◆ **RAW DATA**:
-----
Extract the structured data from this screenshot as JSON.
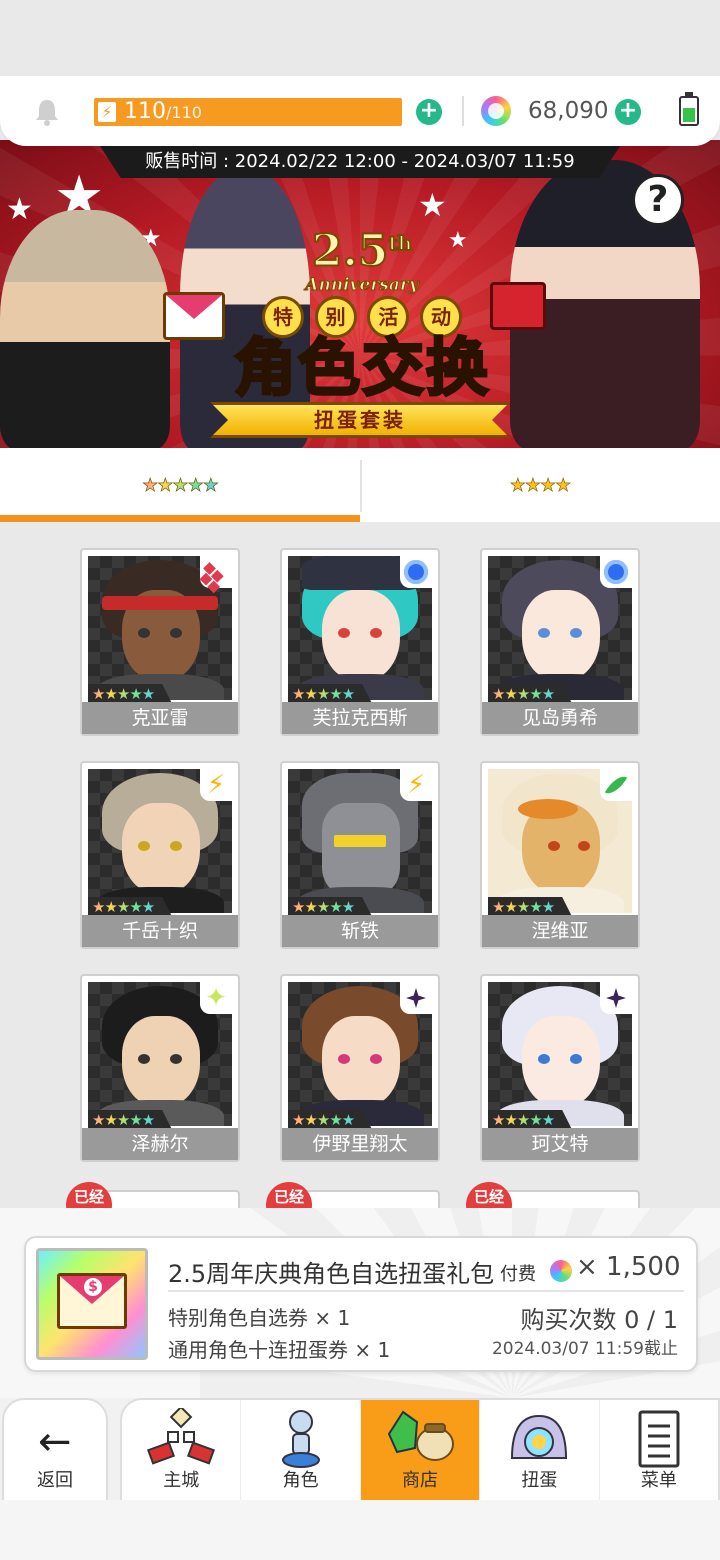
{
  "status": {
    "stamina_current": "110",
    "stamina_max": "110",
    "gems": "68,090"
  },
  "banner": {
    "sale_time": "贩售时间 : 2024.02/22 12:00 - 2024.03/07 11:59",
    "anniversary_number": "2.5",
    "anniversary_sup": "th",
    "anniversary_text": "Anniversary",
    "event_badges": [
      "特",
      "别",
      "活",
      "动"
    ],
    "title": "角色交换",
    "subtitle": "扭蛋套装",
    "help_label": "?"
  },
  "tabs": [
    {
      "label": "★★★★★",
      "rarity": 5,
      "active": true
    },
    {
      "label": "★★★★",
      "rarity": 4,
      "active": false
    }
  ],
  "characters": [
    {
      "name": "克亚雷",
      "stars": "★★★★★",
      "attribute": "diamond-icon"
    },
    {
      "name": "芙拉克西斯",
      "stars": "★★★★★",
      "attribute": "circle-icon"
    },
    {
      "name": "见岛勇希",
      "stars": "★★★★★",
      "attribute": "circle-icon"
    },
    {
      "name": "千岳十织",
      "stars": "★★★★★",
      "attribute": "bolt-icon"
    },
    {
      "name": "斩铁",
      "stars": "★★★★★",
      "attribute": "bolt-icon"
    },
    {
      "name": "涅维亚",
      "stars": "★★★★★",
      "attribute": "leaf-icon"
    },
    {
      "name": "泽赫尔",
      "stars": "★★★★★",
      "attribute": "sparkle-icon"
    },
    {
      "name": "伊野里翔太",
      "stars": "★★★★★",
      "attribute": "void-star-icon"
    },
    {
      "name": "珂艾特",
      "stars": "★★★★★",
      "attribute": "void-star-icon"
    }
  ],
  "owned_badge": "已经",
  "pack": {
    "title": "2.5周年庆典角色自选扭蛋礼包",
    "cost_label": "付费",
    "price": "× 1,500",
    "item1": "特别角色自选券 × 1",
    "item2": "通用角色十连扭蛋券 × 1",
    "purchase_limit": "购买次数 0 / 1",
    "deadline": "2024.03/07 11:59截止"
  },
  "nav": {
    "back": "返回",
    "items": [
      "主城",
      "角色",
      "商店",
      "扭蛋",
      "菜单"
    ]
  },
  "colors": {
    "accent_orange": "#f5921e",
    "plus_green": "#25b98a",
    "banner_red": "#b51a24"
  }
}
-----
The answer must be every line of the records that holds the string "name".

      "name": "克亚雷",
      "name": "芙拉克西斯",
      "name": "见岛勇希",
      "name": "千岳十织",
      "name": "斩铁",
      "name": "涅维亚",
      "name": "泽赫尔",
      "name": "伊野里翔太",
      "name": "珂艾特",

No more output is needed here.